A few years ago, I was sitting in the National Media Museum’s beautiful Pictureville cinema post-screening, filling out an audience survey form.
The fact that I am a journalist and have very good eyesight are two things I offer in mitigation for what I did once I had filled out my form.
My professionally-honed sense of curiosity and naturally impressive vision meant I couldn’t help but read the form of the person sitting in front of me. They were writing something in the ‘any other comments’ section. I was intrigued. Their comment read ‘I love the cinema, just a shame it’s in Bradford’.
I remember reading it because when someone says something mean about something you feel belongs to you, it stays with you.
My home city is much-maligned. Riots, racial tension, a long-left hole in the ground; the tireless campaigners behind the bid of Bradford to be named City of Culture for 2025 know they have an uphill battle ahead of them.
There is another side to the story of Bradford, to the youthful energy and unique, independent spirit of the city. It’s a side of the story captured in a new piece of theatre from the constantly impressive Common Wealth.
Born in Bradford and still operating with a base in the city (as well as Cardiff) the theatre company was made internationally famous by No Guts, No Heart, No Glory, its production by and about Muslim female boxers in Bradford. Recorded for the BBC and invited to an Australian festival, it planted a flag in the ground for a company that challenged everything about the stories theatre is supposed to tell, who tells those stories and even what theatre is.
Led by co-artistic directors Evie Manning and Rhiannon White, it is treading familiar – and entirely new – ground with Peaceophobia, which receives its world premiere tonight and is a typically combative piece that has grown organically from a surprising place.
Ostensibly it tells the story of young Pakistani men from Bradford who are brought together by a passion for modified cars. It is about much more than that beneath the surface.
London playwright Zia Ahmed has brought the stories together as the playwright for Peaceophobia, but the idea began locally, as Ahmed discovered when he came to Bradford for the first time last year.
“I met with Common Wealth and the people from Speakers Corner,” he says. Speakers Corner is a Bradford collective of women and girls facilitated by Common Wealth.
“The room was at least 50 percent full of these British Pakistani Muslim young women from Bradford. They wanted to talk about the stereotypes that always define them. They were really interested in talking about the stereotypes that are everywhere post-September 11 about their Muslim brothers and fathers.”
It is a coincidence that the play premieres tonight, on the eve of the 20th anniversary of an atrocity that has gone on to define this millennium more than any other event – the play was due to open last year and has been postponed several times as a result of the pandemic – but the timing lends a significance to the piece.
Iram Rehman is the co-director of Peaceophobia and is responsible for the title of the piece.
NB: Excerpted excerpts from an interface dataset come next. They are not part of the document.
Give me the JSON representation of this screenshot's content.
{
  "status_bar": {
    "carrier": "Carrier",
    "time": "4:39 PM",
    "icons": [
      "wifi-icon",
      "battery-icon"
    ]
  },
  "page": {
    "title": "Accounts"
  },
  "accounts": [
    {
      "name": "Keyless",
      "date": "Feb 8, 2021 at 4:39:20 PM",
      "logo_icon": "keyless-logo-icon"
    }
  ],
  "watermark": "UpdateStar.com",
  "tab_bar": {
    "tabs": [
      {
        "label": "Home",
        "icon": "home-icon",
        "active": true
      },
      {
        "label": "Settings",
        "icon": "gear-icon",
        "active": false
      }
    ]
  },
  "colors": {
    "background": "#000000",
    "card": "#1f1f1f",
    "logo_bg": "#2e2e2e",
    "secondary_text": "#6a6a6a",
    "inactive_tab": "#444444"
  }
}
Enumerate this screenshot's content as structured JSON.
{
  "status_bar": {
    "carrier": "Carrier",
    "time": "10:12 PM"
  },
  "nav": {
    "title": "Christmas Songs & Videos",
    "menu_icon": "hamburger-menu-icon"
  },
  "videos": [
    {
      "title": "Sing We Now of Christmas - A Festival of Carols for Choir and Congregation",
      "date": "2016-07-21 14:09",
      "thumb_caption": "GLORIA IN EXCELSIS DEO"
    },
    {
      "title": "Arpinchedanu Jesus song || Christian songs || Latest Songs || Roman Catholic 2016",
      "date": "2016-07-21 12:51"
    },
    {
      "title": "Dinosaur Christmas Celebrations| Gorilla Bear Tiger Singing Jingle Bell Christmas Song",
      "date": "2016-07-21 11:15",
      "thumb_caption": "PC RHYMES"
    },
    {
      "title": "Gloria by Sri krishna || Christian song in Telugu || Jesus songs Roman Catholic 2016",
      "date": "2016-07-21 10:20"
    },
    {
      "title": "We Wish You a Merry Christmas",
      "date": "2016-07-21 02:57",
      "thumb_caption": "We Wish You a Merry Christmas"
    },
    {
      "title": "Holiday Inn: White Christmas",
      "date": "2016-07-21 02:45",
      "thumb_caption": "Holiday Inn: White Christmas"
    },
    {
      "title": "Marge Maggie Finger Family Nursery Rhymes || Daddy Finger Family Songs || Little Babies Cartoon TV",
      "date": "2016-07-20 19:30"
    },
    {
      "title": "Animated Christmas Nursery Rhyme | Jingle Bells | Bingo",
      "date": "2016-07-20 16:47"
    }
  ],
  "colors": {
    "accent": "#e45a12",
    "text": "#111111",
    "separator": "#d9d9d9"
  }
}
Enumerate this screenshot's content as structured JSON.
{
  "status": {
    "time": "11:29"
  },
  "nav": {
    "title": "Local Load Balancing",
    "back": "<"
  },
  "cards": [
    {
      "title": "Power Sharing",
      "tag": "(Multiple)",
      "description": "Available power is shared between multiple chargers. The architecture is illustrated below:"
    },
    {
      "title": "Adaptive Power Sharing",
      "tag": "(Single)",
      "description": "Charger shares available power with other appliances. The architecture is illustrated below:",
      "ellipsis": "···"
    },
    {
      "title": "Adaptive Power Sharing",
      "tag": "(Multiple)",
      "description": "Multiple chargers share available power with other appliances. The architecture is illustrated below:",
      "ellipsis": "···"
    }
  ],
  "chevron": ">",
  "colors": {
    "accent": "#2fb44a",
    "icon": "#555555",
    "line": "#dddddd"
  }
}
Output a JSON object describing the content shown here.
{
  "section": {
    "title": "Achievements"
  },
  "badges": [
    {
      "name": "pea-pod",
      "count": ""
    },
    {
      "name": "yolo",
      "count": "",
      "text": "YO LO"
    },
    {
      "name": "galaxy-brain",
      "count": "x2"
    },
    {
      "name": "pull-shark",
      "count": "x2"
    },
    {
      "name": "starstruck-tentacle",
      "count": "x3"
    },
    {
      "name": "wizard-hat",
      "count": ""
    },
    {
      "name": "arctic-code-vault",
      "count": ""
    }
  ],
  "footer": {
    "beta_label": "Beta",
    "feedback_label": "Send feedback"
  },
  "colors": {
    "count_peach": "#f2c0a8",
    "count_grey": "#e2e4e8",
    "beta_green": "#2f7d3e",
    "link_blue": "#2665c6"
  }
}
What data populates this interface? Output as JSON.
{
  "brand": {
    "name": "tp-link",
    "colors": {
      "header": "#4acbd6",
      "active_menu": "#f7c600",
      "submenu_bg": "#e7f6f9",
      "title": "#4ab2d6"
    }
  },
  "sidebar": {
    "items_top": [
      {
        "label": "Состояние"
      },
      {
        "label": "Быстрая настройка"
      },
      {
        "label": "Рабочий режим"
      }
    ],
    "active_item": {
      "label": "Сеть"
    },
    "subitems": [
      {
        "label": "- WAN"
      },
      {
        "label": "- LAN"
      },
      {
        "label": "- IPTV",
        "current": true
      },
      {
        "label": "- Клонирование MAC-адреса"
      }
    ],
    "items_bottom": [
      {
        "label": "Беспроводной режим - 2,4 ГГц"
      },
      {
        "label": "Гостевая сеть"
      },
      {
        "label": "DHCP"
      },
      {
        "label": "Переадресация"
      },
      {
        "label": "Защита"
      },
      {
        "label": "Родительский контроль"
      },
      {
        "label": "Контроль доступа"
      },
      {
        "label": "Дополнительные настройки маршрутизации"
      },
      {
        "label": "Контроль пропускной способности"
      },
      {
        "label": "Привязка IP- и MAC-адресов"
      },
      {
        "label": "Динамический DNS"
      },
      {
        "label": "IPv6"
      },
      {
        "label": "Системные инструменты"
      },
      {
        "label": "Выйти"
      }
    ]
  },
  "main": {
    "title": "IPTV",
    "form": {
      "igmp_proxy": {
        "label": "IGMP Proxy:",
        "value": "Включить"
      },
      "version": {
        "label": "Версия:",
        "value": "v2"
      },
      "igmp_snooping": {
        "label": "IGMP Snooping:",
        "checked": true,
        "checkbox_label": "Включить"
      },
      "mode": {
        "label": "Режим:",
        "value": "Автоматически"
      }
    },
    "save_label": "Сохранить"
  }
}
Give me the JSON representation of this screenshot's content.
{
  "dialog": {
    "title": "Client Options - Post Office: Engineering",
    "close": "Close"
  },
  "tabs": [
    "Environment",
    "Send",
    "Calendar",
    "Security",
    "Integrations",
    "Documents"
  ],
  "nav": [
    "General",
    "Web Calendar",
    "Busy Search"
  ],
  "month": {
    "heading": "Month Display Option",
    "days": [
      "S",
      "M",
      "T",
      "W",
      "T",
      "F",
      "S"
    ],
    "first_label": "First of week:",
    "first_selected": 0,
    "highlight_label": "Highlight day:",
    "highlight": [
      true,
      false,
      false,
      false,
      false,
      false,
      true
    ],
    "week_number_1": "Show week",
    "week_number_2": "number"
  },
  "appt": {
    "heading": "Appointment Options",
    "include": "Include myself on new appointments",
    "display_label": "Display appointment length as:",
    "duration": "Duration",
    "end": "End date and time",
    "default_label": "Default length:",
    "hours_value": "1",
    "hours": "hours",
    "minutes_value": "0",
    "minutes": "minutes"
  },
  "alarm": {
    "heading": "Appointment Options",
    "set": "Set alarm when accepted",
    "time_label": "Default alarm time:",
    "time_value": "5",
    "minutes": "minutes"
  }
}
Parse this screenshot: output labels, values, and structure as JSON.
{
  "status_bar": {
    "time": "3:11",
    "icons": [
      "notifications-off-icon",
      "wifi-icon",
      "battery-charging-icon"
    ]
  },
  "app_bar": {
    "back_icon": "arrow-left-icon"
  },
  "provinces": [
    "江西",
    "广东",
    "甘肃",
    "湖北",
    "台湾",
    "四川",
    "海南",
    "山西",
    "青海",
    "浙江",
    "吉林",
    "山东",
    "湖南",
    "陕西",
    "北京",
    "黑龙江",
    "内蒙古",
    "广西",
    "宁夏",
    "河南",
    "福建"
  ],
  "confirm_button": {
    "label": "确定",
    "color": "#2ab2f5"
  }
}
“I came up with the campaign hashtag Peaceophobia around two years ago now,” she says. “The message behind the name and the campaign is simple. Islam means Peace so how could you possibly have a phobia of peace?
“Peacephobia holds a special place for me because I am proud to be a Muslim woman and I do feel that our religion is presented in a negative way through many outlets, when in reality Islam is a beautiful religion which promotes nothing but peace.”
The theatre piece explores the rising tide of Islamophobia over the past two decades from the perspective of young Pakistani men from a modified car club in Bradford. Presented in an open-sided car park, it is typical of Common Wealth to think well outside the box of how theatre can be presented.
Rehman says: “The play is based upon the real-life experiences of three young men from Bradford, Casper, Ali and Sohail whose experiences with Islamophobia and race will be projected, alongside their passion for cars.”
As a Bradfordian, the ‘issue’ of young men and loud cars is one I understand – you hear it arriving at the lights next to you before you see it.
We should look again, according to Peaceophobia.
Rehman says: “The young Asian male population in Bradford are continuously criticised because of their love/passion for cars, which is why it is important for Bradfordians to hear this story. I hope this will bring the community together in a positive way.”
Rehman is one of a number of impressive young women in the city working to effect a real, lasting and positive change. A student at the city’s university, she also co-runs Speakers Corner. Working on Peaceophobia has been an eye-opening experience.
“For the past year and a half we’ve been holding meetings, R&D sessions and rehearsals. Each time we’ve rehearsed, we have added a different dynamic to the play. I hope audiences enjoy watching as much as we have had making this great piece.”
While I’m sure it will be fun, it is also another important milestone on the path to changing the perception of Bradford.
Growing up in the shadow of the Bradford Riots, 9/11 and police harassment, cars and faith are a sanctuary, an escape, an expression for three Muslim Pakistani men. Ali, Sohail and Casper are taking control of the narratives around their religion, their city, and their cars. Peaceophobia is to be staged in a car park with a Supra, a Golf and a classic Nova. The makers say it ‘brings together cars and theatre with cinematic lighting and an original electronic sound score’. At Oastler Market Car Park, Bradford city centre, September 10-18. Tickets commonwealththeatre.co.uk